§ **DATA SHOWN**

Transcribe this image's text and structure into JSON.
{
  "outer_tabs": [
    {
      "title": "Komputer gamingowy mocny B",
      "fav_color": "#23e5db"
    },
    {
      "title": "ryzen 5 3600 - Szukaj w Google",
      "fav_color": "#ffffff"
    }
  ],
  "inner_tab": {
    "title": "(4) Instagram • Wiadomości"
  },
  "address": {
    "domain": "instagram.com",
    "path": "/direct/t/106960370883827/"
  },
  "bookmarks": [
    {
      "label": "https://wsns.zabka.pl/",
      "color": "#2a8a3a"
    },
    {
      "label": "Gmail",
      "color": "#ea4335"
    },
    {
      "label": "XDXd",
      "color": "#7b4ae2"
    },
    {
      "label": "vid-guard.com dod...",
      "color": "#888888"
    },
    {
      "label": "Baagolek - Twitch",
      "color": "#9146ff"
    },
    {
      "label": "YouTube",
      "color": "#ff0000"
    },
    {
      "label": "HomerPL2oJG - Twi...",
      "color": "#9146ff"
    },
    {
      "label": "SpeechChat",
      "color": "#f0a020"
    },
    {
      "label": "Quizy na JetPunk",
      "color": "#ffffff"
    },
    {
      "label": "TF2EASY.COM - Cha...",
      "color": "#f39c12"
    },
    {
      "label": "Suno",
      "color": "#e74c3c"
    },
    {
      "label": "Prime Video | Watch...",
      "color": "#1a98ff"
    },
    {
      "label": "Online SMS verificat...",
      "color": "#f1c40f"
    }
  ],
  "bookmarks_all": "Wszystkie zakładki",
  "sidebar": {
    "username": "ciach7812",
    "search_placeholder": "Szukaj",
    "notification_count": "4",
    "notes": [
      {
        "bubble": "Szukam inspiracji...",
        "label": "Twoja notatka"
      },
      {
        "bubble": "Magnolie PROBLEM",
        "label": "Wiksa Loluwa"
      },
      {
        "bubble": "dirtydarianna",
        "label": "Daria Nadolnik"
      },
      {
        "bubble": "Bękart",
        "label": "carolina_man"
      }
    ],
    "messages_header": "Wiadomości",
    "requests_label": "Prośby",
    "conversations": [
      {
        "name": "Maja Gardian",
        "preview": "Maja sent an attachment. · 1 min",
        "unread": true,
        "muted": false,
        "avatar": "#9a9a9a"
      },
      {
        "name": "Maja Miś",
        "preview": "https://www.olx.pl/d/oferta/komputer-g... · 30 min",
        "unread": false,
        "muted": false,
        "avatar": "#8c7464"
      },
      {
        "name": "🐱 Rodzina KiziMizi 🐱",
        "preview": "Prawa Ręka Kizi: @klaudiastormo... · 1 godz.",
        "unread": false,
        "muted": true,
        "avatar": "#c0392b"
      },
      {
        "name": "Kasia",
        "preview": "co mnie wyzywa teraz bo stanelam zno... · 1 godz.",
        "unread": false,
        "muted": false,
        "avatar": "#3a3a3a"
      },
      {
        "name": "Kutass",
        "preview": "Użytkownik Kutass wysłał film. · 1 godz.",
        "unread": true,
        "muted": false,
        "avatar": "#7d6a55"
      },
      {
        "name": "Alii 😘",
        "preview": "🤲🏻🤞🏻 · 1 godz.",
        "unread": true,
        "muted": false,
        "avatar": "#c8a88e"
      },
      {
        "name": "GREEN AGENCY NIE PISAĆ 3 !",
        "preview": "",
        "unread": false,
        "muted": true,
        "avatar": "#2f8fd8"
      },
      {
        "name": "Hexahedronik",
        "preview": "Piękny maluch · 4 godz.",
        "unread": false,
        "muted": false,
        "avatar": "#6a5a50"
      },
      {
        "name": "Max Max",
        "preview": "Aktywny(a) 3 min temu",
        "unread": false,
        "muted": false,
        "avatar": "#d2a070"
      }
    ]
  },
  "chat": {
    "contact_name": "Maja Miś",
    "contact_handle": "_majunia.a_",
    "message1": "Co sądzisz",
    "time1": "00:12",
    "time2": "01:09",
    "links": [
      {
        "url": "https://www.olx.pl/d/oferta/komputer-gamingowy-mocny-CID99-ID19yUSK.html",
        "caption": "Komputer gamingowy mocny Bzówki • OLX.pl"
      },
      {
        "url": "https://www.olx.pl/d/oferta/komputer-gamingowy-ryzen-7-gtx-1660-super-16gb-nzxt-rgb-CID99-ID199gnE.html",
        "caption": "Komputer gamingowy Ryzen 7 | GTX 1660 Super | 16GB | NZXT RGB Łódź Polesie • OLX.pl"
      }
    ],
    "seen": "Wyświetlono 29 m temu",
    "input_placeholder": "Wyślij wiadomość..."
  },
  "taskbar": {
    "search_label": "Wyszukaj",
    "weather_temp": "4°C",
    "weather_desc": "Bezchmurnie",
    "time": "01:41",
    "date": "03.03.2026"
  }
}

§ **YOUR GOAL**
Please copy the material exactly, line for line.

§ **EXERCISE SOLUTION**
Transcribe this image's text and structure into JSON.
{
  "outer_tabs": [
    {
      "title": "Komputer gamingowy mocny B",
      "fav_color": "#23e5db"
    },
    {
      "title": "ryzen 5 3600 - Szukaj w Google",
      "fav_color": "#ffffff"
    }
  ],
  "inner_tab": {
    "title": "(4) Instagram • Wiadomości"
  },
  "address": {
    "domain": "instagram.com",
    "path": "/direct/t/106960370883827/"
  },
  "bookmarks": [
    {
      "label": "https://wsns.zabka.pl/",
      "color": "#2a8a3a"
    },
    {
      "label": "Gmail",
      "color": "#ea4335"
    },
    {
      "label": "XDXd",
      "color": "#7b4ae2"
    },
    {
      "label": "vid-guard.com dod...",
      "color": "#888888"
    },
    {
      "label": "Baagolek - Twitch",
      "color": "#9146ff"
    },
    {
      "label": "YouTube",
      "color": "#ff0000"
    },
    {
      "label": "HomerPL2oJG - Twi...",
      "color": "#9146ff"
    },
    {
      "label": "SpeechChat",
      "color": "#f0a020"
    },
    {
      "label": "Quizy na JetPunk",
      "color": "#ffffff"
    },
    {
      "label": "TF2EASY.COM - Cha...",
      "color": "#f39c12"
    },
    {
      "label": "Suno",
      "color": "#e74c3c"
    },
    {
      "label": "Prime Video | Watch...",
      "color": "#1a98ff"
    },
    {
      "label": "Online SMS verificat...",
      "color": "#f1c40f"
    }
  ],
  "bookmarks_all": "Wszystkie zakładki",
  "sidebar": {
    "username": "ciach7812",
    "search_placeholder": "Szukaj",
    "notification_count": "4",
    "notes": [
      {
        "bubble": "Szukam inspiracji...",
        "label": "Twoja notatka"
      },
      {
        "bubble": "Magnolie PROBLEM",
        "label": "Wiksa Loluwa"
      },
      {
        "bubble": "dirtydarianna",
        "label": "Daria Nadolnik"
      },
      {
        "bubble": "Bękart",
        "label": "carolina_man"
      }
    ],
    "messages_header": "Wiadomości",
    "requests_label": "Prośby",
    "conversations": [
      {
        "name": "Maja Gardian",
        "preview": "Maja sent an attachment. · 1 min",
        "unread": true,
        "muted": false,
        "avatar": "#9a9a9a"
      },
      {
        "name": "Maja Miś",
        "preview": "https://www.olx.pl/d/oferta/komputer-g... · 30 min",
        "unread": false,
        "muted": false,
        "avatar": "#8c7464"
      },
      {
        "name": "🐱 Rodzina KiziMizi 🐱",
        "preview": "Prawa Ręka Kizi: @klaudiastormo... · 1 godz.",
        "unread": false,
        "muted": true,
        "avatar": "#c0392b"
      },
      {
        "name": "Kasia",
        "preview": "co mnie wyzywa teraz bo stanelam zno... · 1 godz.",
        "unread": false,
        "muted": false,
        "avatar": "#3a3a3a"
      },
      {
        "name": "Kutass",
        "preview": "Użytkownik Kutass wysłał film. · 1 godz.",
        "unread": true,
        "muted": false,
        "avatar": "#7d6a55"
      },
      {
        "name": "Alii 😘",
        "preview": "🤲🏻🤞🏻 · 1 godz.",
        "unread": true,
        "muted": false,
        "avatar": "#c8a88e"
      },
      {
        "name": "GREEN AGENCY NIE PISAĆ 3 !",
        "preview": "",
        "unread": false,
        "muted": true,
        "avatar": "#2f8fd8"
      },
      {
        "name": "Hexahedronik",
        "preview": "Piękny maluch · 4 godz.",
        "unread": false,
        "muted": false,
        "avatar": "#6a5a50"
      },
      {
        "name": "Max Max",
        "preview": "Aktywny(a) 3 min temu",
        "unread": false,
        "muted": false,
        "avatar": "#d2a070"
      }
    ]
  },
  "chat": {
    "contact_name": "Maja Miś",
    "contact_handle": "_majunia.a_",
    "message1": "Co sądzisz",
    "time1": "00:12",
    "time2": "01:09",
    "links": [
      {
        "url": "https://www.olx.pl/d/oferta/komputer-gamingowy-mocny-CID99-ID19yUSK.html",
        "caption": "Komputer gamingowy mocny Bzówki • OLX.pl"
      },
      {
        "url": "https://www.olx.pl/d/oferta/komputer-gamingowy-ryzen-7-gtx-1660-super-16gb-nzxt-rgb-CID99-ID199gnE.html",
        "caption": "Komputer gamingowy Ryzen 7 | GTX 1660 Super | 16GB | NZXT RGB Łódź Polesie • OLX.pl"
      }
    ],
    "seen": "Wyświetlono 29 m temu",
    "input_placeholder": "Wyślij wiadomość..."
  },
  "taskbar": {
    "search_label": "Wyszukaj",
    "weather_temp": "4°C",
    "weather_desc": "Bezchmurnie",
    "time": "01:41",
    "date": "03.03.2026"
  }
}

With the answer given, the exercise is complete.